Existing-Home Sales Decline 8.4%
As Median Prices Falls From 2006
Consumer Confidence Drops
JEFF BATER and LAURENCE NORMAN / Wall Street Journal 24apr2007
Existing- Home Sales
Annual rate, in millions of units, seasonally adjusted
Source: National Assoc. of Realtors
Index stood at 100 in 1985, its base year.
Source: Conference Board
WASHINGTON — Existing-home sales took the biggest tumble in 18 years during March as poor weather struck demand.
Meanwhile, U.S. consumer confidence fell significantly in April, with a reverse in consumer optimism about present conditions leading the decline, according to a report released Tuesday.
Home resales fell to a 6.12 million annual rate, a 8.4% decrease from February's revised 6.68 million annual pace, the National Association of Realtors said Tuesday. February's rate was originally estimated at 6.69 million.
The median home price was $217,000 in March, compared with $213,600 in February. The March price was 0.3% below $217,600 in March 2006.
The 8.4% drop was the sharpest since 12.6% in January 1989. The NAR blamed bad winter weather. "For the last couple of months we've been expecting a weather 'hit' on home sales finalized in March," NAR chief economist David Lereah said. The drop in existing-home sales followed three increases in a row. Favorable weather in late fall and early winter had helped elevate demand.
"There is no question whether the weather jerked around these numbers," wrote Ken Mayland, president of ClearView Economics. "Remember: existing home sales reflect closings, which can follow purchases by a month or more. Earlier month existing home sales results reflected purchases made during the unusually warm weather in November, December and the first half of January. Some of the truly crummy weather conditions of February crept into the March sales results."
The March home resales level was below Wall Street expectations of a 6.42 million sales rate for previously owned homes. Lereah said a decline in subprime lending volume might have had a hand.
"It's too early to measure a significant impact from tighter lending standards, which should moderately dampen activity, but we're still looking for existing-home sales to gradually improve during the last half of 2007," he said.
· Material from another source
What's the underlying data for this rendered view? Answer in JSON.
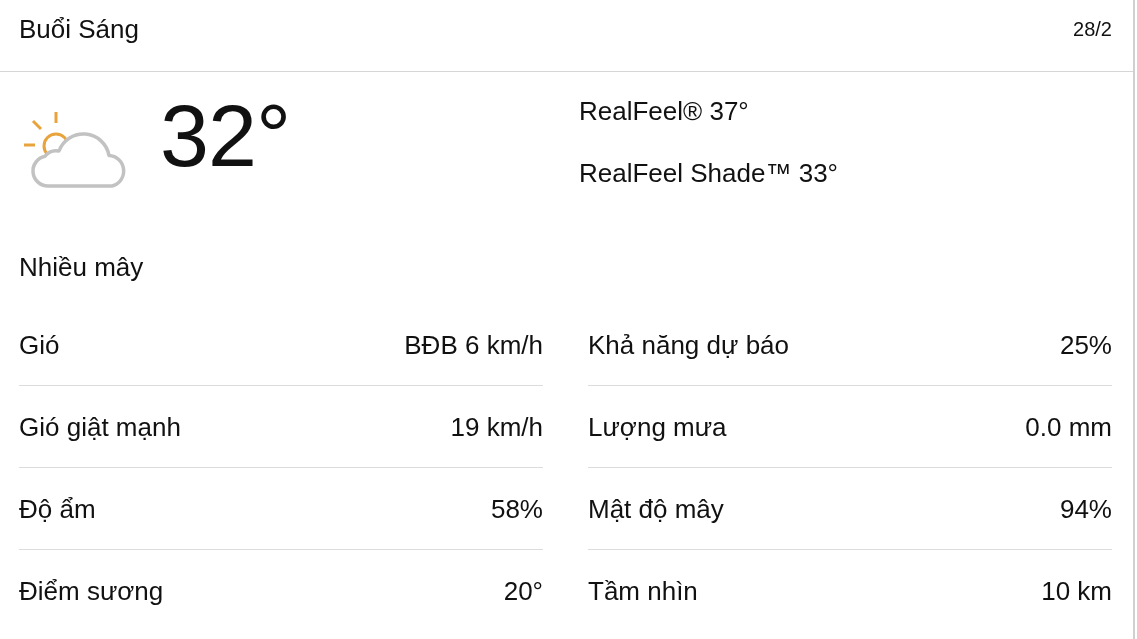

The average 30-year mortgage rate was 6.16% last month, down from 6.29% in February, according to Freddie Mac.
Inventories of homes fell 1.6% at the end of March to 3.75 million available for sale, which represented a 7.3-month supply at the current sales pace. There was a 6.8-month supply at the end of February, revised from a previously estimated 6.7 months.
Sales fell in all four regions of the U.S. Demand dropped 10.9% in the Midwest, 8.2% in the Northeast, 9.1% in the West, and 6.2% in the South.
Decline in Consumer Confidence
The Conference Board, a private research group, said its index of consumer confidence for April moved to 104.0 compared with the upwardly revised 108.2 seen in March. It was the second monthly decline in a row. Economists had expected the April reading to drop to 105.0, according to a survey conducted by Dow Jones Newswires.
March's reading was originally reported at 107.2.The present situation index, a gauge of consumers' assessment of current economic conditions, fell to 131.3 from an upwardly revised 138.5 in March. It was the first decline in six months.
Consumer expectations for the state of economic activity over the next six months slipped to 85.8 in April from an upwardly revised 87.9 the prior month.
"Unlike the decline in March, which was solely the result of apprehension about the short-term outlook, this month's decline was the combination of weakening expectations and a less favorable assessment of present-day conditions," said Lynn Franco, director of the conference board consumer research center.
Ms. Franco said rising gas pump prices "continue to play a key role in dampening" expectations. She added that "the decline in the Present Situation Index...warrants monitoring in the months ahead, as further declines would suggest a softening in growth."
"Higher gas prices are the problem here, just as they were at the previous low for the index last year," said Ian Shepherdson, chief U.S. economist for High Frequency Economics.
Survey respondents calling current economic conditions "good" fell to 26.5% in April from 28.6% in March. Those saying conditions were "bad" lifted to 15.0% from 14.5%.
Consumers' views on the labor market also declined, with those calling jobs "plentiful" dropping to 27.8% from 30.3% the prior month. Those describing jobs as "hard to get" lifted to 20.4% from 18.9%.